“If thou tastest a crust of bread, thou tastest all the stars and all the heavens.”
—Robert Browning (1812-1889), English poet
I spent Friday morning at Harvestyme Bread, an artisan bakery in north Edmond, Oklahoma. Pat Kelley is the owner and baker; he was kind enough to let me hang out and ask silly questions, like, “What’s this starter thing about?—I don’t get it.”
Harvestyme has been in business for about 1.5 years. Pat sells directly out of his bakery, as well as at area farmers’ markets. He’s quite the entrepreneur, even though he doesn’t see himself that way. He’s always cooked and baked, but before he decided to make a living at it, he was a woodworker, electrical contractor, and maintenance man. His grandmother taught him to cook in 3rd grade and he has been inspired by his restaurateur-friend in Kansas.
The bakery is definitely unexpected. Country roads and a short stretch of gravel lead you to his house and adjacent bakery, which are tucked away at the end of a cul-de-sac. His herb garden is alongside the driveway. There, he grows the herbs used in his breads and pizza rolls. On this late summer day, the cicadas are humming and the sprinkler systems ch-ch-ch-ch-ing neighbors’ tidy lawns.
Pat tweaks formulas for European breads; he’s anxious about a Tuscan bread he is trying out—the recipe doesn’t call for salt. Salt is crucial. “I just don’t see how it’s going to be any good,” Pat said. He scurries around checking and restarting timers. He’s juggling at least four types of bread, all at different stages.

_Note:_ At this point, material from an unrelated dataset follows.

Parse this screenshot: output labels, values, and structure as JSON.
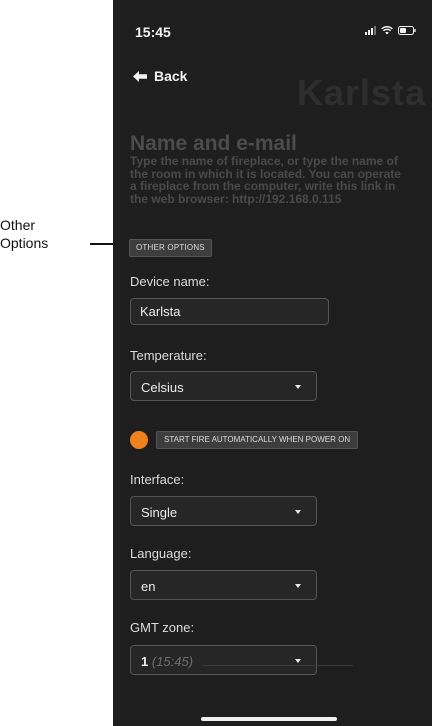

The cranberry walnut celebration dough (a temperamental bread) was in the proofer, rising, actually almost overflowing. He pulls it out and punches it down. Once the dough has finished, he separates the dough into balls of two weights: 6-ounce and 4.5-ounce pieces. Every step requires precision, as to standardize baking times and fit into the bake ware. The 6-ounce pieces are for the bottom braid and the 4.5-ounce pieces are braided and placed on top. They are beautiful!
Meanwhile, the cinnamon raisin walnut bread is ready to come out of the oven. He pops the loaves onto the cooling rack. I comment on how it’s never that easy for me. “Hon, you’re not doing it for a living,” he tells me.
I get an intro to bread-making. A starter must be fed, Pat explains, and is a mixture of flour and water, plus wild yeast that is everywhere around us. And starters vary by geographic location, because yeasts vary by climate. One of his is 12 years old and smells very sourdough-y. Like one of those pungent cheeses, that at first might be off-putting, but simultaneously enticing. Water, like salt, is crucial, hence the fancy steam-injection oven that Pat mimics through manual techniques. Moist flour helps, too. He makes due, but says that European flour is preferred because the moisture content is ideal. But, FDA regulations make it difficult to procure.
The pizza rolls are probably his most popular item, he says, but the white chocolate raspberry brownies, Mediterranean apricot cranberry walnut loaves are popular, too. And the cinnamon rolls are euphoric. Oh, but the blue cheese walnut bread, paired with some red wine is heavenly. Oh, forget it! It’s too difficult to pick… Try them for yourself. Harvestyme Bread is open Thursdays, Fridays, and Saturdays. He’s also at the OSU-OKC Farmers’ Market on Saturdays. You should make the trip to his bakery, if not for the smell alone!
More pictures of Pat and the bakery are here.